▸ **INPUT DATA**:
----

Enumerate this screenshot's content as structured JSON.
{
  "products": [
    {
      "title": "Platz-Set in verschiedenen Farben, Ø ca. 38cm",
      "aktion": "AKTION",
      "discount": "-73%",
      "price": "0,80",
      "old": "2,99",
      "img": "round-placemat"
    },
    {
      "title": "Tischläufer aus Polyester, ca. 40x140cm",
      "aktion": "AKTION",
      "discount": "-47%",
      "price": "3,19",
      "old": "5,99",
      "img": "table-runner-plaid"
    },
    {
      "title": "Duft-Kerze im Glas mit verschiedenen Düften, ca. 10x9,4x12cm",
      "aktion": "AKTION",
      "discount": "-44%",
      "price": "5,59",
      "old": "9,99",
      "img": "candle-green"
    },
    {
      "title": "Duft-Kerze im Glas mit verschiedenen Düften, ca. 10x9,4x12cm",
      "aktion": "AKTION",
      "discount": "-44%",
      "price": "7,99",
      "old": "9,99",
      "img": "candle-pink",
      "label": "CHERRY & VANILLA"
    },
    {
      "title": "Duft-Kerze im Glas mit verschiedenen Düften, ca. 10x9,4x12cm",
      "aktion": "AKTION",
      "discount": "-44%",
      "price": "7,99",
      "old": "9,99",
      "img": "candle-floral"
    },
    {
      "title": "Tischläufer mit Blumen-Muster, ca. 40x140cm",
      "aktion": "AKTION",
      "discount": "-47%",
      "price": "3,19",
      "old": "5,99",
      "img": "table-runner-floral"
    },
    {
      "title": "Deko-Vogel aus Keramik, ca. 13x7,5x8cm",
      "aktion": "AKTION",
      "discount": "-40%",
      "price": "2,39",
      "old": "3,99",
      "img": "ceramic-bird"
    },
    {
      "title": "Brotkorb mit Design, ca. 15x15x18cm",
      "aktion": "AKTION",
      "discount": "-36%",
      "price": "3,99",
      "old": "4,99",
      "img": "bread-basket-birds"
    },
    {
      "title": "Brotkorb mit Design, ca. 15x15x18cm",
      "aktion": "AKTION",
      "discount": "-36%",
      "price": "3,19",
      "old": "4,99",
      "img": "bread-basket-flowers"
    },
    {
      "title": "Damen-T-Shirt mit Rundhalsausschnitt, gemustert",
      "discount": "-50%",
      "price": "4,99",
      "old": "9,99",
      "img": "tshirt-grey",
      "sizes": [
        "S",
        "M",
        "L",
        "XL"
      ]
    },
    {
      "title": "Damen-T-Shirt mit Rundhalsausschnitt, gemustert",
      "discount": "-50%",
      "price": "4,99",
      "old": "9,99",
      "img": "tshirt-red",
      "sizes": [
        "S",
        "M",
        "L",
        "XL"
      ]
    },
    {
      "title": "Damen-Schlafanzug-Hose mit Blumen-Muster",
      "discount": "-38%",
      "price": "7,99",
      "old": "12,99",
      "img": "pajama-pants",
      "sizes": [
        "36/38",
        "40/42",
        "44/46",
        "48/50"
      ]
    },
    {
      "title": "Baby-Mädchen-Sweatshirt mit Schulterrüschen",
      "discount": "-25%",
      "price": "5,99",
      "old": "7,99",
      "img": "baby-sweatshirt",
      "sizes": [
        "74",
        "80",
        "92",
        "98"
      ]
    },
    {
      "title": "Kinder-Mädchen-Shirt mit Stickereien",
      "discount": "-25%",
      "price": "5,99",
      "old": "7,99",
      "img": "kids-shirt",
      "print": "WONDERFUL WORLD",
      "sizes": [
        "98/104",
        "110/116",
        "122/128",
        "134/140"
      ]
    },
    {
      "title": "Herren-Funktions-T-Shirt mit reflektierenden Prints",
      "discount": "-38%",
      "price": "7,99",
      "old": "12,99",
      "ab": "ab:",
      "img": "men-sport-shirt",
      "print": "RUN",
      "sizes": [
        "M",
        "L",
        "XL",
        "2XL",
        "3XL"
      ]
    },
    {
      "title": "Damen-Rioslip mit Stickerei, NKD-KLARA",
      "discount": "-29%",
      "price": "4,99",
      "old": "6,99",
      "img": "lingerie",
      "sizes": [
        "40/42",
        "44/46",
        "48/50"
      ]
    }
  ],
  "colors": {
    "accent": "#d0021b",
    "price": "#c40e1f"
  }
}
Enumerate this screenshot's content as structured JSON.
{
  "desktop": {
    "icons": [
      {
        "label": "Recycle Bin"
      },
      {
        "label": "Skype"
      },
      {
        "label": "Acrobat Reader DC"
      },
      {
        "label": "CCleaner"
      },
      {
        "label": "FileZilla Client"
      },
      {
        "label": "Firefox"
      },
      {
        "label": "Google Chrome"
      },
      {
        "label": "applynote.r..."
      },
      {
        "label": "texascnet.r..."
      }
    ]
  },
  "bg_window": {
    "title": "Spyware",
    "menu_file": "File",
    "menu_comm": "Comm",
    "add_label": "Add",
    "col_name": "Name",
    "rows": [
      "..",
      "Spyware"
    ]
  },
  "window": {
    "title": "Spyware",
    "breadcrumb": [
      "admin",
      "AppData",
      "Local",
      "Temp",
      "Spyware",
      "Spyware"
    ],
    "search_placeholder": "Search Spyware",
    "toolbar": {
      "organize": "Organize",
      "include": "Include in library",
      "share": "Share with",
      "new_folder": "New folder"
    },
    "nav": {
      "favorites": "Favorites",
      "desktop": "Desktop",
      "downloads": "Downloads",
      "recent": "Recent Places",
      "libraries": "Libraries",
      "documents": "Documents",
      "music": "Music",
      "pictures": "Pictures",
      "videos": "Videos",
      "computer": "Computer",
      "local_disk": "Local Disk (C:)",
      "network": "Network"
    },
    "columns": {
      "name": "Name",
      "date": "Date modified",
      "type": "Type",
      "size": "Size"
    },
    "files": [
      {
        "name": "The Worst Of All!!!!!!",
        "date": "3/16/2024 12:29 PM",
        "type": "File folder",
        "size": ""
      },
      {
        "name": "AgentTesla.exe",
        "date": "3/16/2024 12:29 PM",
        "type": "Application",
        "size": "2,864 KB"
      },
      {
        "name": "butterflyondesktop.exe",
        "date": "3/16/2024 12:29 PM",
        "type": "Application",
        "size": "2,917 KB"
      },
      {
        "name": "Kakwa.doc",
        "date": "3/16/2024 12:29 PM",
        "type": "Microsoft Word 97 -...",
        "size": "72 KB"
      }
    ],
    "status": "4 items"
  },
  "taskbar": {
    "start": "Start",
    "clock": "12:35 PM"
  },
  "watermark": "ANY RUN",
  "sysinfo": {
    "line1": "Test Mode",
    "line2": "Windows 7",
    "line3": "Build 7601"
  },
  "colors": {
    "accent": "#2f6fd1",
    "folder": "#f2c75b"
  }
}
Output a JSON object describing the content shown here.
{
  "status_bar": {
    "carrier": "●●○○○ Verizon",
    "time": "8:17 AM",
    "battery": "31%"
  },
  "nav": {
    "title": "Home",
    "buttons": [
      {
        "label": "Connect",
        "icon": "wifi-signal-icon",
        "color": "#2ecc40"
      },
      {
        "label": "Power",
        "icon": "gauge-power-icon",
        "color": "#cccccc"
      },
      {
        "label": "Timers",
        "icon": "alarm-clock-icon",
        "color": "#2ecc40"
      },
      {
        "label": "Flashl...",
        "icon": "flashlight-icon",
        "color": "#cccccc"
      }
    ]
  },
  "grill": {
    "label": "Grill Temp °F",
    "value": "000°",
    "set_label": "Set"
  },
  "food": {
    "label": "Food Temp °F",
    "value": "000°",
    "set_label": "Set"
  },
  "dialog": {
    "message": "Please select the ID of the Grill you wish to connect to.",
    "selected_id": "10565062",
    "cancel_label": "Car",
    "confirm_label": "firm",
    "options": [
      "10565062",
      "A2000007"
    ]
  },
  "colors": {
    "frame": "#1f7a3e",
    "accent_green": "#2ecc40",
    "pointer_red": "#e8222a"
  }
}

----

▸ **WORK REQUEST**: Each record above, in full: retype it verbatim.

▸ **RESPONSE TO THIS EXERCISE**:
Enumerate this screenshot's content as structured JSON.
{
  "products": [
    {
      "title": "Platz-Set in verschiedenen Farben, Ø ca. 38cm",
      "aktion": "AKTION",
      "discount": "-73%",
      "price": "0,80",
      "old": "2,99",
      "img": "round-placemat"
    },
    {
      "title": "Tischläufer aus Polyester, ca. 40x140cm",
      "aktion": "AKTION",
      "discount": "-47%",
      "price": "3,19",
      "old": "5,99",
      "img": "table-runner-plaid"
    },
    {
      "title": "Duft-Kerze im Glas mit verschiedenen Düften, ca. 10x9,4x12cm",
      "aktion": "AKTION",
      "discount": "-44%",
      "price": "5,59",
      "old": "9,99",
      "img": "candle-green"
    },
    {
      "title": "Duft-Kerze im Glas mit verschiedenen Düften, ca. 10x9,4x12cm",
      "aktion": "AKTION",
      "discount": "-44%",
      "price": "7,99",
      "old": "9,99",
      "img": "candle-pink",
      "label": "CHERRY & VANILLA"
    },
    {
      "title": "Duft-Kerze im Glas mit verschiedenen Düften, ca. 10x9,4x12cm",
      "aktion": "AKTION",
      "discount": "-44%",
      "price": "7,99",
      "old": "9,99",
      "img": "candle-floral"
    },
    {
      "title": "Tischläufer mit Blumen-Muster, ca. 40x140cm",
      "aktion": "AKTION",
      "discount": "-47%",
      "price": "3,19",
      "old": "5,99",
      "img": "table-runner-floral"
    },
    {
      "title": "Deko-Vogel aus Keramik, ca. 13x7,5x8cm",
      "aktion": "AKTION",
      "discount": "-40%",
      "price": "2,39",
      "old": "3,99",
      "img": "ceramic-bird"
    },
    {
      "title": "Brotkorb mit Design, ca. 15x15x18cm",
      "aktion": "AKTION",
      "discount": "-36%",
      "price": "3,99",
      "old": "4,99",
      "img": "bread-basket-birds"
    },
    {
      "title": "Brotkorb mit Design, ca. 15x15x18cm",
      "aktion": "AKTION",
      "discount": "-36%",
      "price": "3,19",
      "old": "4,99",
      "img": "bread-basket-flowers"
    },
    {
      "title": "Damen-T-Shirt mit Rundhalsausschnitt, gemustert",
      "discount": "-50%",
      "price": "4,99",
      "old": "9,99",
      "img": "tshirt-grey",
      "sizes": [
        "S",
        "M",
        "L",
        "XL"
      ]
    },
    {
      "title": "Damen-T-Shirt mit Rundhalsausschnitt, gemustert",
      "discount": "-50%",
      "price": "4,99",
      "old": "9,99",
      "img": "tshirt-red",
      "sizes": [
        "S",
        "M",
        "L",
        "XL"
      ]
    },
    {
      "title": "Damen-Schlafanzug-Hose mit Blumen-Muster",
      "discount": "-38%",
      "price": "7,99",
      "old": "12,99",
      "img": "pajama-pants",
      "sizes": [
        "36/38",
        "40/42",
        "44/46",
        "48/50"
      ]
    },
    {
      "title": "Baby-Mädchen-Sweatshirt mit Schulterrüschen",
      "discount": "-25%",
      "price": "5,99",
      "old": "7,99",
      "img": "baby-sweatshirt",
      "sizes": [
        "74",
        "80",
        "92",
        "98"
      ]
    },
    {
      "title": "Kinder-Mädchen-Shirt mit Stickereien",
      "discount": "-25%",
      "price": "5,99",
      "old": "7,99",
      "img": "kids-shirt",
      "print": "WONDERFUL WORLD",
      "sizes": [
        "98/104",
        "110/116",
        "122/128",
        "134/140"
      ]
    },
    {
      "title": "Herren-Funktions-T-Shirt mit reflektierenden Prints",
      "discount": "-38%",
      "price": "7,99",
      "old": "12,99",
      "ab": "ab:",
      "img": "men-sport-shirt",
      "print": "RUN",
      "sizes": [
        "M",
        "L",
        "XL",
        "2XL",
        "3XL"
      ]
    },
    {
      "title": "Damen-Rioslip mit Stickerei, NKD-KLARA",
      "discount": "-29%",
      "price": "4,99",
      "old": "6,99",
      "img": "lingerie",
      "sizes": [
        "40/42",
        "44/46",
        "48/50"
      ]
    }
  ],
  "colors": {
    "accent": "#d0021b",
    "price": "#c40e1f"
  }
}
Enumerate this screenshot's content as structured JSON.
{
  "desktop": {
    "icons": [
      {
        "label": "Recycle Bin"
      },
      {
        "label": "Skype"
      },
      {
        "label": "Acrobat Reader DC"
      },
      {
        "label": "CCleaner"
      },
      {
        "label": "FileZilla Client"
      },
      {
        "label": "Firefox"
      },
      {
        "label": "Google Chrome"
      },
      {
        "label": "applynote.r..."
      },
      {
        "label": "texascnet.r..."
      }
    ]
  },
  "bg_window": {
    "title": "Spyware",
    "menu_file": "File",
    "menu_comm": "Comm",
    "add_label": "Add",
    "col_name": "Name",
    "rows": [
      "..",
      "Spyware"
    ]
  },
  "window": {
    "title": "Spyware",
    "breadcrumb": [
      "admin",
      "AppData",
      "Local",
      "Temp",
      "Spyware",
      "Spyware"
    ],
    "search_placeholder": "Search Spyware",
    "toolbar": {
      "organize": "Organize",
      "include": "Include in library",
      "share": "Share with",
      "new_folder": "New folder"
    },
    "nav": {
      "favorites": "Favorites",
      "desktop": "Desktop",
      "downloads": "Downloads",
      "recent": "Recent Places",
      "libraries": "Libraries",
      "documents": "Documents",
      "music": "Music",
      "pictures": "Pictures",
      "videos": "Videos",
      "computer": "Computer",
      "local_disk": "Local Disk (C:)",
      "network": "Network"
    },
    "columns": {
      "name": "Name",
      "date": "Date modified",
      "type": "Type",
      "size": "Size"
    },
    "files": [
      {
        "name": "The Worst Of All!!!!!!",
        "date": "3/16/2024 12:29 PM",
        "type": "File folder",
        "size": ""
      },
      {
        "name": "AgentTesla.exe",
        "date": "3/16/2024 12:29 PM",
        "type": "Application",
        "size": "2,864 KB"
      },
      {
        "name": "butterflyondesktop.exe",
        "date": "3/16/2024 12:29 PM",
        "type": "Application",
        "size": "2,917 KB"
      },
      {
        "name": "Kakwa.doc",
        "date": "3/16/2024 12:29 PM",
        "type": "Microsoft Word 97 -...",
        "size": "72 KB"
      }
    ],
    "status": "4 items"
  },
  "taskbar": {
    "start": "Start",
    "clock": "12:35 PM"
  },
  "watermark": "ANY RUN",
  "sysinfo": {
    "line1": "Test Mode",
    "line2": "Windows 7",
    "line3": "Build 7601"
  },
  "colors": {
    "accent": "#2f6fd1",
    "folder": "#f2c75b"
  }
}
Output a JSON object describing the content shown here.
{
  "status_bar": {
    "carrier": "●●○○○ Verizon",
    "time": "8:17 AM",
    "battery": "31%"
  },
  "nav": {
    "title": "Home",
    "buttons": [
      {
        "label": "Connect",
        "icon": "wifi-signal-icon",
        "color": "#2ecc40"
      },
      {
        "label": "Power",
        "icon": "gauge-power-icon",
        "color": "#cccccc"
      },
      {
        "label": "Timers",
        "icon": "alarm-clock-icon",
        "color": "#2ecc40"
      },
      {
        "label": "Flashl...",
        "icon": "flashlight-icon",
        "color": "#cccccc"
      }
    ]
  },
  "grill": {
    "label": "Grill Temp °F",
    "value": "000°",
    "set_label": "Set"
  },
  "food": {
    "label": "Food Temp °F",
    "value": "000°",
    "set_label": "Set"
  },
  "dialog": {
    "message": "Please select the ID of the Grill you wish to connect to.",
    "selected_id": "10565062",
    "cancel_label": "Car",
    "confirm_label": "firm",
    "options": [
      "10565062",
      "A2000007"
    ]
  },
  "colors": {
    "frame": "#1f7a3e",
    "accent_green": "#2ecc40",
    "pointer_red": "#e8222a"
  }
}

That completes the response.